Good luck.

Generally a tankless is a (post #206958, reply #2 of 5)

Generally a tankless is a losing bet.  There are two cases where it might make sense:

  1. Where space is limited and a standard heater would simply be too large.
  2. In a situation where hot water will be used intermittently, as in a vacation cabin.

Otherwise, just pick the best gas tank you can find/afford.  Pay attention to efficiency.  You may want to consider a "condensing" unit with a blower fan, vs a standard draft unit, but understand that the blower is something else that can fail.

If currently you tend to run out of hot water a bit too frequently, consider either getting a unit with a higher BTU rating or one with a larger tank (or both).  (But also keep in mind that running out of hot water convinces teenagers to get out of the shower.)


Of all the preposterous assumptions of humanity over humanity, nothing exceeds most of the criticisms made on the habits of the poor by the well-housed, well-warmed, and well-fed.  --Herman Melville

Thanks Dan, more space is (post #206958, reply #4 of 5)

Thanks Dan, more space is always nice but not an issue. The existing standard draft unit lasted over 20 years. I've heard the tankless save some money but have also heard there is a slight delay and if more than one fixture is calling for hot it could be a problem. Have you heard anything about using 2 units or using a small(10 gallon) tank in conjunction with the tankless?

It's a myth that tankless (post #206958, reply #5 of 5)

It's a myth that tankless saves money in the general case.  It's only in relatively oddball cases (mostly cases of intermittent use) that it makes sense economically.  A good, well-insulated tank unit is quite efficient for standard residential conditions.

A small tank (usually electric) is fairly often used for "remote" bathrooms and the like where it would otherwise take a long time for hot water to arrive.  Though electric units cost more per BTU to operate, they can be insulated up the wazoo, so the "standing losses" are about zero.  And if fed "hot" water from the main heater the electric use can be minimized.


Of all the preposterous assumptions of humanity over humanity, nothing exceeds most of the criticisms made on the habits of the poor by the well-housed, well-warmed, and well-fed.  --Herman Melville
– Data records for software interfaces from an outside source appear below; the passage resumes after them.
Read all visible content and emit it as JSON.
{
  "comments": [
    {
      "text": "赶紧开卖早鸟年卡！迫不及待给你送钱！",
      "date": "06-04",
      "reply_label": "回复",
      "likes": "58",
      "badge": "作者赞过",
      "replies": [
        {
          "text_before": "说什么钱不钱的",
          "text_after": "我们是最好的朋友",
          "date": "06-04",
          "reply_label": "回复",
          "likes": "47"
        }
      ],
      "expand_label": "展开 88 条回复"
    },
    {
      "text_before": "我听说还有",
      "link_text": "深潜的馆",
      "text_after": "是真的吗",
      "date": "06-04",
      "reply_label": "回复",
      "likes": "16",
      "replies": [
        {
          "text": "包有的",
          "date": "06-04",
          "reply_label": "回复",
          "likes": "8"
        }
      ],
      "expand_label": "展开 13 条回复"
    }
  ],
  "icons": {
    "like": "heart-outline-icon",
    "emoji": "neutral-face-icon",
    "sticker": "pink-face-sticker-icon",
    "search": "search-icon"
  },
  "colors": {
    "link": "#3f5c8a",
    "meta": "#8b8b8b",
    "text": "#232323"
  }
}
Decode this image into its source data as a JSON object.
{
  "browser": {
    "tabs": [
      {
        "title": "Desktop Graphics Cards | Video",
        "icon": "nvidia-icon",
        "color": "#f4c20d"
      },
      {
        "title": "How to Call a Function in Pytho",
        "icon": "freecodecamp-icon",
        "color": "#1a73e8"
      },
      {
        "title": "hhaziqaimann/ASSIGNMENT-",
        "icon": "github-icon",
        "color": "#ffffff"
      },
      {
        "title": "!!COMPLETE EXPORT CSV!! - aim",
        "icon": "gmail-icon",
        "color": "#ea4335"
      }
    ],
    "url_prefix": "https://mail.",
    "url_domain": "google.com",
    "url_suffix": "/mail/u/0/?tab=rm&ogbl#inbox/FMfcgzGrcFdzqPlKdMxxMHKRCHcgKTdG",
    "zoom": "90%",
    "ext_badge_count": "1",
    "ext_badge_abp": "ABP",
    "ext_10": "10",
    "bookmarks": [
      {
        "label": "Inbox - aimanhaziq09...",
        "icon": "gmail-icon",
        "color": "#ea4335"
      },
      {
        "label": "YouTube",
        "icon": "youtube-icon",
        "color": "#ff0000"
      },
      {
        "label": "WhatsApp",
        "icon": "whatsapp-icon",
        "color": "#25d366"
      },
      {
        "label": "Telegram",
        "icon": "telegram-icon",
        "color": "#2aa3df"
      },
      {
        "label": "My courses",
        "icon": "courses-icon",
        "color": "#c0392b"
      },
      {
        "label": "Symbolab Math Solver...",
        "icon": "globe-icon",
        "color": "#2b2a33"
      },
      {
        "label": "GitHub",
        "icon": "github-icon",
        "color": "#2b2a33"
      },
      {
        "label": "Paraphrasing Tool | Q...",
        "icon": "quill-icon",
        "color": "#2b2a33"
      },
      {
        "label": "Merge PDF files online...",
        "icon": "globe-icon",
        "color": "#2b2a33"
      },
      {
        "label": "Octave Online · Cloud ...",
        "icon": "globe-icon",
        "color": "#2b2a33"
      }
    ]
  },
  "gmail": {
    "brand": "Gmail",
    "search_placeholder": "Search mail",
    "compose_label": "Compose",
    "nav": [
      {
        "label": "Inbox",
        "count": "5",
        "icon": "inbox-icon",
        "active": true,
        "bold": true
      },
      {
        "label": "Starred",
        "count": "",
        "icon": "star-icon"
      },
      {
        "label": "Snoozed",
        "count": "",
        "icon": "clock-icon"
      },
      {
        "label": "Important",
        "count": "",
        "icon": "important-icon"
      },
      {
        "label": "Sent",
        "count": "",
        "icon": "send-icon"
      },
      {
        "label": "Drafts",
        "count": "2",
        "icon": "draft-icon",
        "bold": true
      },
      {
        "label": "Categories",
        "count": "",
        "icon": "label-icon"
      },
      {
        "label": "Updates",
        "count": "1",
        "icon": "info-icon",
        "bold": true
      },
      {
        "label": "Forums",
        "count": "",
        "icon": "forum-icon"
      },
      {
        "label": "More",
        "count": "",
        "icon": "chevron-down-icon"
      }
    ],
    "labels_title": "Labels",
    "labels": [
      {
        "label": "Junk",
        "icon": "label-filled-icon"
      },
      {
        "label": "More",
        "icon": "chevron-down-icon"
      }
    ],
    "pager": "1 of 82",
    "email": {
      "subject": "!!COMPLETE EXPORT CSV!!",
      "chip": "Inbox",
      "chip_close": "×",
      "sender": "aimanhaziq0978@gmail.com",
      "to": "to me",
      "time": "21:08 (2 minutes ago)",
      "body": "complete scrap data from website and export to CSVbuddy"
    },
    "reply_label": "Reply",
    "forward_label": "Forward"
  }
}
I'm a fan of gas fired power (post #206958, reply #3 of 5)

I'm a fan of gas fired power vent units. The best quality you can buy.  (So you don't have to go through this again for as long as possible)